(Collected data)
● ● ●

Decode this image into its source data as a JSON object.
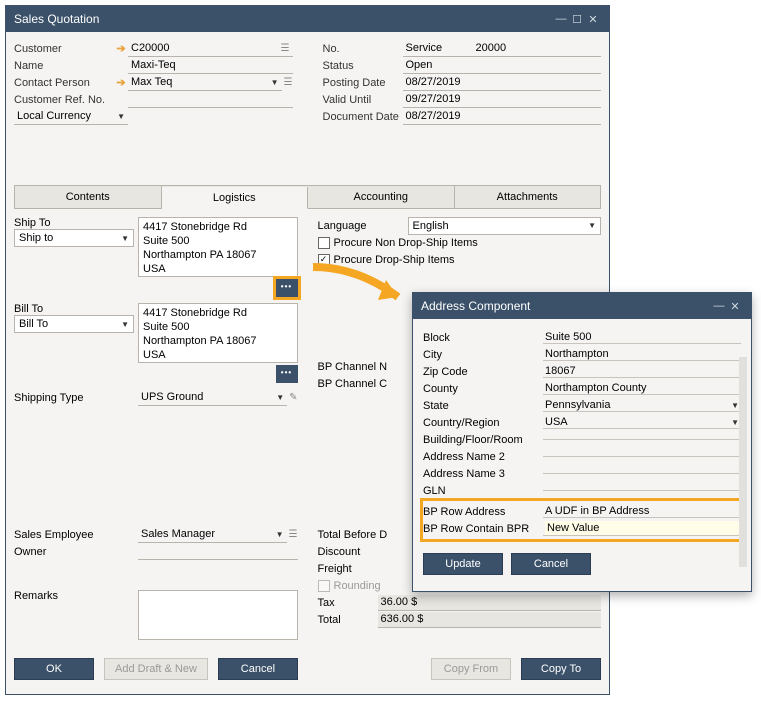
{
  "main": {
    "title": "Sales Quotation",
    "header": {
      "left": {
        "customer_lbl": "Customer",
        "customer_val": "C20000",
        "name_lbl": "Name",
        "name_val": "Maxi-Teq",
        "contact_lbl": "Contact Person",
        "contact_val": "Max Teq",
        "custref_lbl": "Customer Ref. No.",
        "currency_val": "Local Currency"
      },
      "right": {
        "no_lbl": "No.",
        "no_service": "Service",
        "no_val": "20000",
        "status_lbl": "Status",
        "status_val": "Open",
        "posting_lbl": "Posting Date",
        "posting_val": "08/27/2019",
        "valid_lbl": "Valid Until",
        "valid_val": "09/27/2019",
        "docdate_lbl": "Document Date",
        "docdate_val": "08/27/2019"
      }
    },
    "tabs": {
      "contents": "Contents",
      "logistics": "Logistics",
      "accounting": "Accounting",
      "attachments": "Attachments"
    },
    "logistics": {
      "shipto_lbl": "Ship To",
      "shipto_sel": "Ship to",
      "shipto_addr": "4417 Stonebridge Rd\nSuite 500\nNorthampton PA  18067\nUSA",
      "billto_lbl": "Bill To",
      "billto_sel": "Bill To",
      "billto_addr": "4417 Stonebridge Rd\nSuite 500\nNorthampton PA  18067\nUSA",
      "shipping_type_lbl": "Shipping Type",
      "shipping_type_val": "UPS Ground",
      "language_lbl": "Language",
      "language_val": "English",
      "chk_nondrop": "Procure Non Drop-Ship Items",
      "chk_drop": "Procure Drop-Ship Items",
      "bp_channel_n": "BP Channel N",
      "bp_channel_c": "BP Channel C"
    },
    "footer": {
      "sales_emp_lbl": "Sales Employee",
      "sales_emp_val": "Sales Manager",
      "owner_lbl": "Owner",
      "remarks_lbl": "Remarks",
      "total_before_lbl": "Total Before D",
      "discount_lbl": "Discount",
      "freight_lbl": "Freight",
      "rounding_lbl": "Rounding",
      "tax_lbl": "Tax",
      "tax_val": "36.00 $",
      "total_lbl": "Total",
      "total_val": "636.00 $"
    },
    "buttons": {
      "ok": "OK",
      "add_draft": "Add Draft & New",
      "cancel": "Cancel",
      "copy_from": "Copy From",
      "copy_to": "Copy To"
    }
  },
  "dialog": {
    "title": "Address Component",
    "rows": [
      {
        "label": "Block",
        "value": "Suite 500"
      },
      {
        "label": "City",
        "value": "Northampton"
      },
      {
        "label": "Zip Code",
        "value": "18067"
      },
      {
        "label": "County",
        "value": "Northampton County"
      },
      {
        "label": "State",
        "value": "Pennsylvania",
        "dd": true
      },
      {
        "label": "Country/Region",
        "value": "USA",
        "dd": true
      },
      {
        "label": "Building/Floor/Room",
        "value": ""
      },
      {
        "label": "Address Name 2",
        "value": ""
      },
      {
        "label": "Address Name 3",
        "value": ""
      },
      {
        "label": "GLN",
        "value": ""
      }
    ],
    "bp_row_addr_lbl": "BP Row Address",
    "bp_row_addr_val": "A UDF in BP Address",
    "bp_row_contain_lbl": "BP Row Contain BPR",
    "bp_row_contain_val": "New Value",
    "update": "Update",
    "cancel": "Cancel"
  }
}
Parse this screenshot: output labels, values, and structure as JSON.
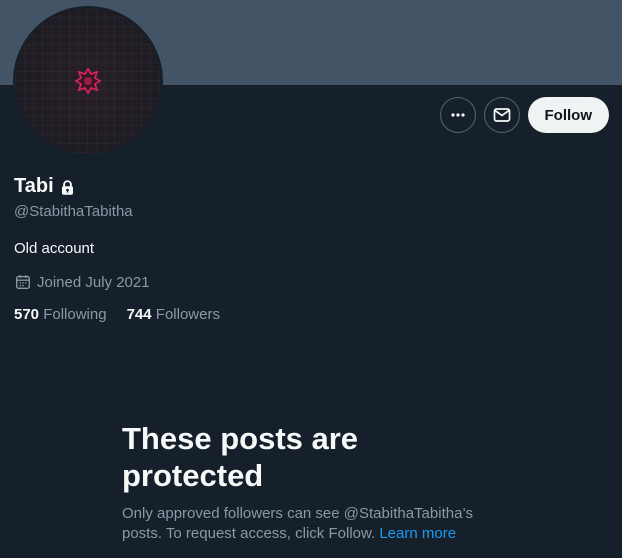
{
  "profile": {
    "display_name": "Tabi",
    "handle": "@StabithaTabitha",
    "bio": "Old account",
    "joined": "Joined July 2021",
    "following_count": "570",
    "following_label": "Following",
    "followers_count": "744",
    "followers_label": "Followers"
  },
  "actions": {
    "more_icon": "more-horizontal-icon",
    "message_icon": "envelope-icon",
    "follow_label": "Follow"
  },
  "protected_notice": {
    "title_line1": "These posts are",
    "title_line2": "protected",
    "text": "Only approved followers can see @StabithaTabitha’s posts. To request access, click Follow.",
    "link": "Learn more"
  },
  "colors": {
    "background": "#15202b",
    "banner": "#425466",
    "link": "#1d9bf0",
    "secondary_text": "#8b98a5",
    "avatar_star": "#e0245e"
  }
}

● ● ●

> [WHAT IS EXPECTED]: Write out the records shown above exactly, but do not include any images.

> [SOLUTION BELOW]:
Decode this image into its source data as a JSON object.
{
  "main": {
    "title": "Sales Quotation",
    "header": {
      "left": {
        "customer_lbl": "Customer",
        "customer_val": "C20000",
        "name_lbl": "Name",
        "name_val": "Maxi-Teq",
        "contact_lbl": "Contact Person",
        "contact_val": "Max Teq",
        "custref_lbl": "Customer Ref. No.",
        "currency_val": "Local Currency"
      },
      "right": {
        "no_lbl": "No.",
        "no_service": "Service",
        "no_val": "20000",
        "status_lbl": "Status",
        "status_val": "Open",
        "posting_lbl": "Posting Date",
        "posting_val": "08/27/2019",
        "valid_lbl": "Valid Until",
        "valid_val": "09/27/2019",
        "docdate_lbl": "Document Date",
        "docdate_val": "08/27/2019"
      }
    },
    "tabs": {
      "contents": "Contents",
      "logistics": "Logistics",
      "accounting": "Accounting",
      "attachments": "Attachments"
    },
    "logistics": {
      "shipto_lbl": "Ship To",
      "shipto_sel": "Ship to",
      "shipto_addr": "4417 Stonebridge Rd\nSuite 500\nNorthampton PA  18067\nUSA",
      "billto_lbl": "Bill To",
      "billto_sel": "Bill To",
      "billto_addr": "4417 Stonebridge Rd\nSuite 500\nNorthampton PA  18067\nUSA",
      "shipping_type_lbl": "Shipping Type",
      "shipping_type_val": "UPS Ground",
      "language_lbl": "Language",
      "language_val": "English",
      "chk_nondrop": "Procure Non Drop-Ship Items",
      "chk_drop": "Procure Drop-Ship Items",
      "bp_channel_n": "BP Channel N",
      "bp_channel_c": "BP Channel C"
    },
    "footer": {
      "sales_emp_lbl": "Sales Employee",
      "sales_emp_val": "Sales Manager",
      "owner_lbl": "Owner",
      "remarks_lbl": "Remarks",
      "total_before_lbl": "Total Before D",
      "discount_lbl": "Discount",
      "freight_lbl": "Freight",
      "rounding_lbl": "Rounding",
      "tax_lbl": "Tax",
      "tax_val": "36.00 $",
      "total_lbl": "Total",
      "total_val": "636.00 $"
    },
    "buttons": {
      "ok": "OK",
      "add_draft": "Add Draft & New",
      "cancel": "Cancel",
      "copy_from": "Copy From",
      "copy_to": "Copy To"
    }
  },
  "dialog": {
    "title": "Address Component",
    "rows": [
      {
        "label": "Block",
        "value": "Suite 500"
      },
      {
        "label": "City",
        "value": "Northampton"
      },
      {
        "label": "Zip Code",
        "value": "18067"
      },
      {
        "label": "County",
        "value": "Northampton County"
      },
      {
        "label": "State",
        "value": "Pennsylvania",
        "dd": true
      },
      {
        "label": "Country/Region",
        "value": "USA",
        "dd": true
      },
      {
        "label": "Building/Floor/Room",
        "value": ""
      },
      {
        "label": "Address Name 2",
        "value": ""
      },
      {
        "label": "Address Name 3",
        "value": ""
      },
      {
        "label": "GLN",
        "value": ""
      }
    ],
    "bp_row_addr_lbl": "BP Row Address",
    "bp_row_addr_val": "A UDF in BP Address",
    "bp_row_contain_lbl": "BP Row Contain BPR",
    "bp_row_contain_val": "New Value",
    "update": "Update",
    "cancel": "Cancel"
  }
}
Parse this screenshot: output labels, values, and structure as JSON.
{
  "profile": {
    "display_name": "Tabi",
    "handle": "@StabithaTabitha",
    "bio": "Old account",
    "joined": "Joined July 2021",
    "following_count": "570",
    "following_label": "Following",
    "followers_count": "744",
    "followers_label": "Followers"
  },
  "actions": {
    "more_icon": "more-horizontal-icon",
    "message_icon": "envelope-icon",
    "follow_label": "Follow"
  },
  "protected_notice": {
    "title_line1": "These posts are",
    "title_line2": "protected",
    "text": "Only approved followers can see @StabithaTabitha’s posts. To request access, click Follow.",
    "link": "Learn more"
  },
  "colors": {
    "background": "#15202b",
    "banner": "#425466",
    "link": "#1d9bf0",
    "secondary_text": "#8b98a5",
    "avatar_star": "#e0245e"
  }
}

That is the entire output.